INSTRUCTIONS FOR THE TASK → In the material below, find every line with "JSON" and pull it out.

INPUT DATA →
::::::

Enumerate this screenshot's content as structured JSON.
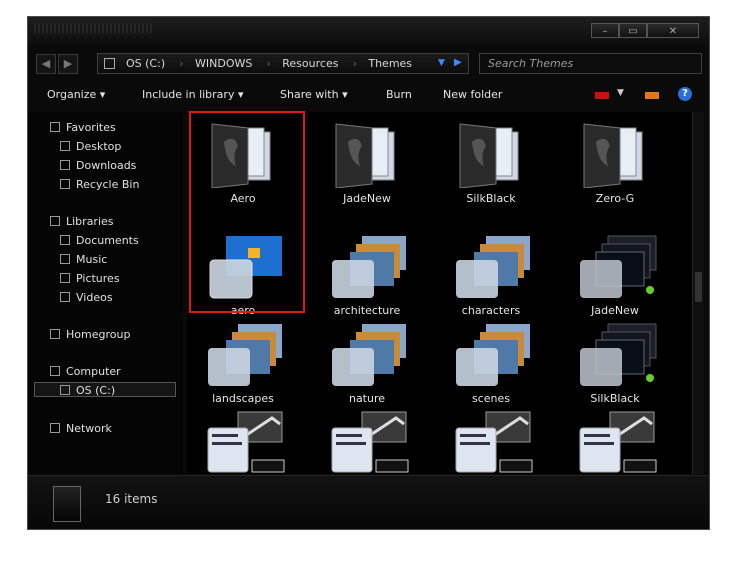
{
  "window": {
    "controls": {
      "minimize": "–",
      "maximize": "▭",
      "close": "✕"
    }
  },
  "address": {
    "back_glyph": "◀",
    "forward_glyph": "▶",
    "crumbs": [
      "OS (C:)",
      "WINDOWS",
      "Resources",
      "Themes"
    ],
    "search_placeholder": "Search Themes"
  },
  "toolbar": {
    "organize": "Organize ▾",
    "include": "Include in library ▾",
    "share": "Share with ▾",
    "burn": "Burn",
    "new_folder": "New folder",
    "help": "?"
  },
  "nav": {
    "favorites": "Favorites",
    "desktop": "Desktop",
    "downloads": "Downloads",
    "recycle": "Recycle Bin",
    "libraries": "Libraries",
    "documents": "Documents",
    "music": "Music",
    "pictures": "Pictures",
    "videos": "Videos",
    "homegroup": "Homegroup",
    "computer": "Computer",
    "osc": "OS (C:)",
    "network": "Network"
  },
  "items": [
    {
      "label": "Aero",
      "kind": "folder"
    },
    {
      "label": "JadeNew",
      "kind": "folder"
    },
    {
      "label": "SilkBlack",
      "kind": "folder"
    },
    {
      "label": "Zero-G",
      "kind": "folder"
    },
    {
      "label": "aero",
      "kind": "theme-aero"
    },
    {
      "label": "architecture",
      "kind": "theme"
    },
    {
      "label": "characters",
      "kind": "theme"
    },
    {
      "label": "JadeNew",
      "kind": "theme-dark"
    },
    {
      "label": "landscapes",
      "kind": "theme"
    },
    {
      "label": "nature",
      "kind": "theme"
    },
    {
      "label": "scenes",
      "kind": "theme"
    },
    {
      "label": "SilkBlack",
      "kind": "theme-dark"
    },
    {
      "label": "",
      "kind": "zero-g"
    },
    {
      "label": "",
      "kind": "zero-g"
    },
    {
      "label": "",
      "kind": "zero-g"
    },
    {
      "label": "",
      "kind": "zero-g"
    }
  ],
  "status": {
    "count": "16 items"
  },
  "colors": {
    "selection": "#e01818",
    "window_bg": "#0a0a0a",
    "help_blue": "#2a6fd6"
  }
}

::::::

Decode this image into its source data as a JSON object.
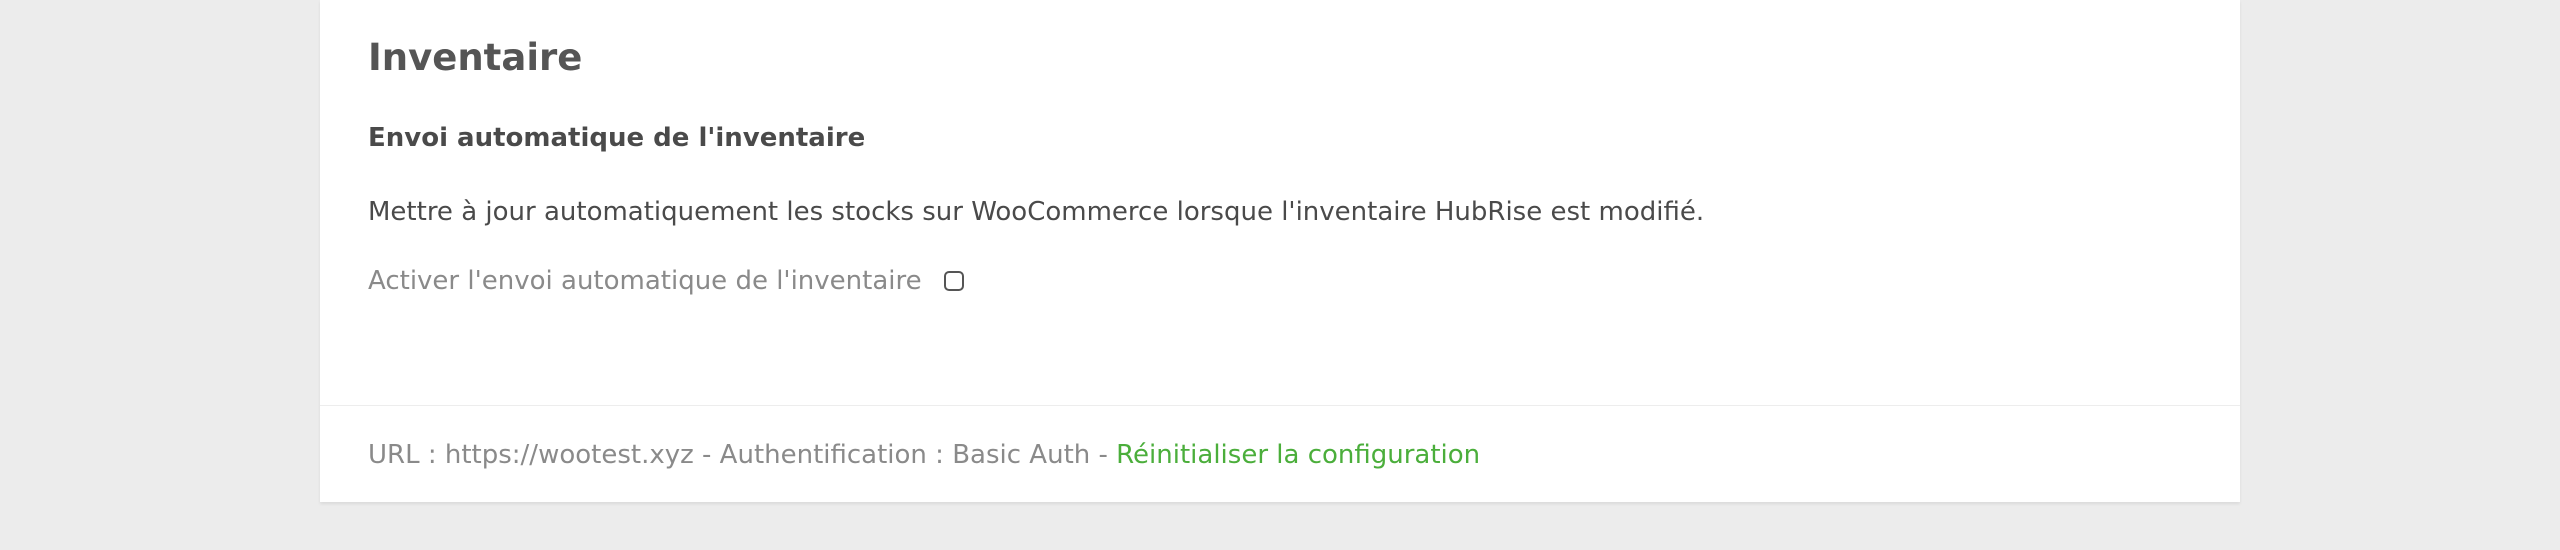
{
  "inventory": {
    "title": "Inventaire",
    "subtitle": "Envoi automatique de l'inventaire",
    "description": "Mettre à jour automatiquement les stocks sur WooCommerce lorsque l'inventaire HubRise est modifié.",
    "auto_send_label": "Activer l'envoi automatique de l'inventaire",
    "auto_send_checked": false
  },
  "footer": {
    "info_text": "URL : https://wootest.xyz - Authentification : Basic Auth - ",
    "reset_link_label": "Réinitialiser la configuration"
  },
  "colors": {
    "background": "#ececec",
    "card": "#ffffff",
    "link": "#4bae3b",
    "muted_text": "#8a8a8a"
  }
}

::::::

YOUR RESPONSE →
Enumerate this screenshot's content as structured JSON.
Decode this image into its source data as a JSON object.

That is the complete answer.